WHAT TO PRODUCE ▸ In the data below, find each line carrying the string "Click" and copy it out.
··· RAW DATA
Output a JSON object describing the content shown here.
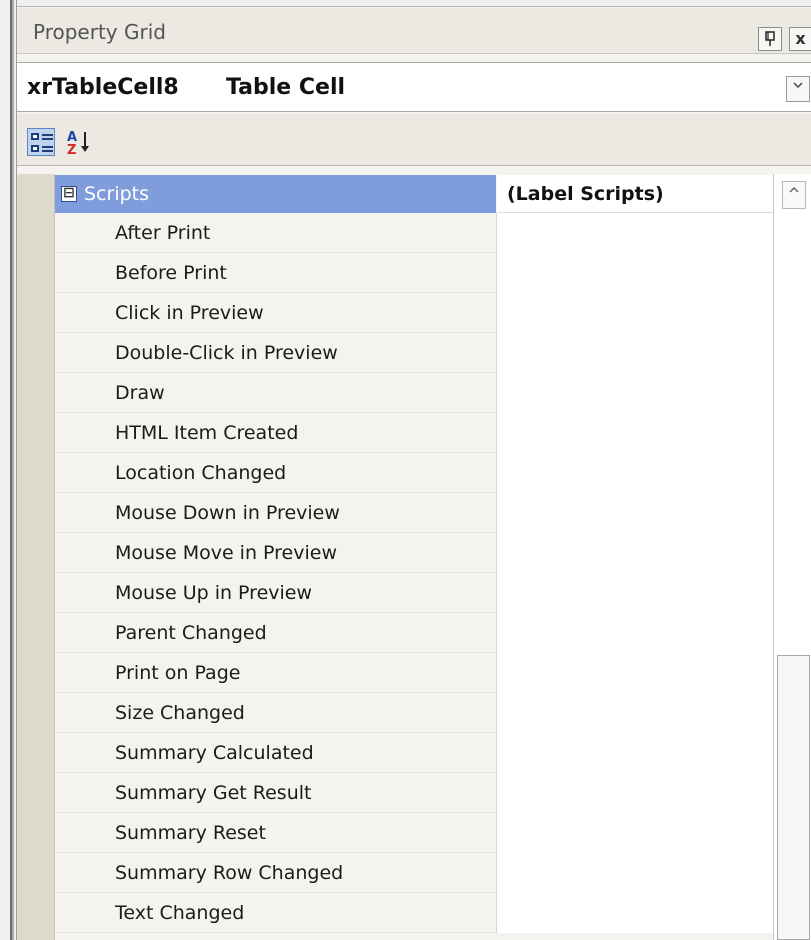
{
  "panel": {
    "title": "Property Grid",
    "pin_icon": "pin-icon",
    "close_label": "x"
  },
  "selector": {
    "name": "xrTableCell8",
    "type": "Table Cell",
    "dropdown_icon": "chevron-down-icon"
  },
  "toolbar": {
    "categorized_icon": "categorized-icon",
    "alphabetical_icon": "sort-az-icon"
  },
  "grid": {
    "category": {
      "label": "Scripts",
      "value": "(Label Scripts)",
      "toggle": "⊟"
    },
    "rows": [
      {
        "label": "After Print",
        "value": ""
      },
      {
        "label": "Before Print",
        "value": ""
      },
      {
        "label": "Click in Preview",
        "value": ""
      },
      {
        "label": "Double-Click in Preview",
        "value": ""
      },
      {
        "label": "Draw",
        "value": ""
      },
      {
        "label": "HTML Item Created",
        "value": ""
      },
      {
        "label": "Location Changed",
        "value": ""
      },
      {
        "label": "Mouse Down in Preview",
        "value": ""
      },
      {
        "label": "Mouse Move in Preview",
        "value": ""
      },
      {
        "label": "Mouse Up in Preview",
        "value": ""
      },
      {
        "label": "Parent Changed",
        "value": ""
      },
      {
        "label": "Print on Page",
        "value": ""
      },
      {
        "label": "Size Changed",
        "value": ""
      },
      {
        "label": "Summary Calculated",
        "value": ""
      },
      {
        "label": "Summary Get Result",
        "value": ""
      },
      {
        "label": "Summary Reset",
        "value": ""
      },
      {
        "label": "Summary Row Changed",
        "value": ""
      },
      {
        "label": "Text Changed",
        "value": ""
      }
    ]
  },
  "colors": {
    "selected_category": "#7f9cdc",
    "panel_background": "#f4f3ef",
    "grid_value_background": "#ffffff"
  }
}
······
ANSWER TO THE PROBLEM ▸
        "label": "Click in Preview",
        "label": "Double-Click in Preview",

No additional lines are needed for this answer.